## REQUIRED ACTION
In the entries below, the word "size" appears on some lines. Copy each of those lines.
*** GIVEN INFORMATION
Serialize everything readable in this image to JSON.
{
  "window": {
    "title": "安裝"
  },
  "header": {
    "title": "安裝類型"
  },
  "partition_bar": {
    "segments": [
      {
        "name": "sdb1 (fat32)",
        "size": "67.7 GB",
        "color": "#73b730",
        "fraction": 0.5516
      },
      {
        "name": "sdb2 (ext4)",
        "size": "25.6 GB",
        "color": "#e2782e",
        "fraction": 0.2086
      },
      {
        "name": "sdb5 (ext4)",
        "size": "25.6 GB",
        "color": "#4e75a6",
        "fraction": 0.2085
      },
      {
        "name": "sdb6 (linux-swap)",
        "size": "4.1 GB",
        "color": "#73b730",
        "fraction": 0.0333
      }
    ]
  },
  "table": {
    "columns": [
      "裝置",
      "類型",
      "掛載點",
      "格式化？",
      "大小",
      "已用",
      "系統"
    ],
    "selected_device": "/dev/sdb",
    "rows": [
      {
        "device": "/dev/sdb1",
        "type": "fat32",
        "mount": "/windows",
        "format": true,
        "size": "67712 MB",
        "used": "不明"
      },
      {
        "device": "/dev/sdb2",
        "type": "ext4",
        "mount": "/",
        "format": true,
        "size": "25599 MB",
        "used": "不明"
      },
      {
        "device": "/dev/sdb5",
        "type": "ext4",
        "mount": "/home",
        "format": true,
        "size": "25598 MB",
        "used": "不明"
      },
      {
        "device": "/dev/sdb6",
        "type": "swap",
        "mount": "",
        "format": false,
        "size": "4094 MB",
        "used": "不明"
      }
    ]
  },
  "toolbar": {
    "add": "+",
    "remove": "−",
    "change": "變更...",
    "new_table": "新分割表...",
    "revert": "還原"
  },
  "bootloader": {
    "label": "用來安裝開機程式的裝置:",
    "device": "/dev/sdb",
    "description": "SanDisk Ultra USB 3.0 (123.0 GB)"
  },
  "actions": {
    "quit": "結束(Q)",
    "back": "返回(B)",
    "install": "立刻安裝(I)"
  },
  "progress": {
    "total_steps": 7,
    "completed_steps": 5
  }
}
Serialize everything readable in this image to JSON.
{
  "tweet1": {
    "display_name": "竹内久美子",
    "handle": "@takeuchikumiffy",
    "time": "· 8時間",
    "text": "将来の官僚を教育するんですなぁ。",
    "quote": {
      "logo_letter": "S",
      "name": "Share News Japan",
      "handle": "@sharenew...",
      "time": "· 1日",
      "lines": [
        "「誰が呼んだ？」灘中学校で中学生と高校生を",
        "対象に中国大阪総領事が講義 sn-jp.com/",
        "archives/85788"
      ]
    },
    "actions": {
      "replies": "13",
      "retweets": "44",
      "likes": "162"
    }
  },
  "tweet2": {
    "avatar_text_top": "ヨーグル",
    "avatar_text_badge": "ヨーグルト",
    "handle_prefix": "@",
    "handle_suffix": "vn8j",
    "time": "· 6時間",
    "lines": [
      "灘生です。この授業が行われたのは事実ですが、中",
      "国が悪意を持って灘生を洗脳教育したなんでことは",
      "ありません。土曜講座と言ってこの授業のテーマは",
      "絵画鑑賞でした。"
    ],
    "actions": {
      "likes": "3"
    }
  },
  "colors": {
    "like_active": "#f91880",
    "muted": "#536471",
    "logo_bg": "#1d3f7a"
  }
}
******
## SOLUTION
        "size": "67.7 GB",
        "size": "25.6 GB",
        "size": "25.6 GB",
        "size": "4.1 GB",
        "size": "67712 MB",
        "size": "25599 MB",
        "size": "25598 MB",
        "size": "4094 MB",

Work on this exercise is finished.